Goal of the exercise:
Search the entries for the word "label". Copy each line in which it is found.

[Entries from a dataset of interfaces]
.....

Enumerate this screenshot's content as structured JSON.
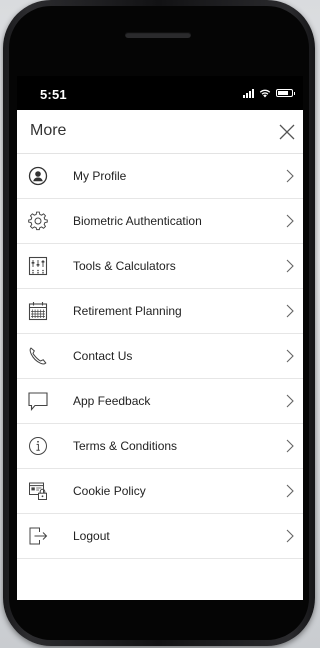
{
  "status_bar": {
    "time": "5:51",
    "battery_level": 0.75
  },
  "header": {
    "title": "More",
    "close_icon": "close-icon"
  },
  "menu": {
    "items": [
      {
        "label": "My Profile",
        "icon": "profile-icon"
      },
      {
        "label": "Biometric Authentication",
        "icon": "gear-icon"
      },
      {
        "label": "Tools & Calculators",
        "icon": "calculator-icon"
      },
      {
        "label": "Retirement Planning",
        "icon": "calendar-icon"
      },
      {
        "label": "Contact Us",
        "icon": "phone-icon"
      },
      {
        "label": "App Feedback",
        "icon": "feedback-icon"
      },
      {
        "label": "Terms & Conditions",
        "icon": "info-icon"
      },
      {
        "label": "Cookie Policy",
        "icon": "cookie-lock-icon"
      },
      {
        "label": "Logout",
        "icon": "logout-icon"
      }
    ]
  },
  "colors": {
    "icon": "#555555",
    "text": "#222222",
    "divider": "#e6e6e6"
  }
}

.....

Your solution:
        "label": "My Profile",
        "label": "Biometric Authentication",
        "label": "Tools & Calculators",
        "label": "Retirement Planning",
        "label": "Contact Us",
        "label": "App Feedback",
        "label": "Terms & Conditions",
        "label": "Cookie Policy",
        "label": "Logout",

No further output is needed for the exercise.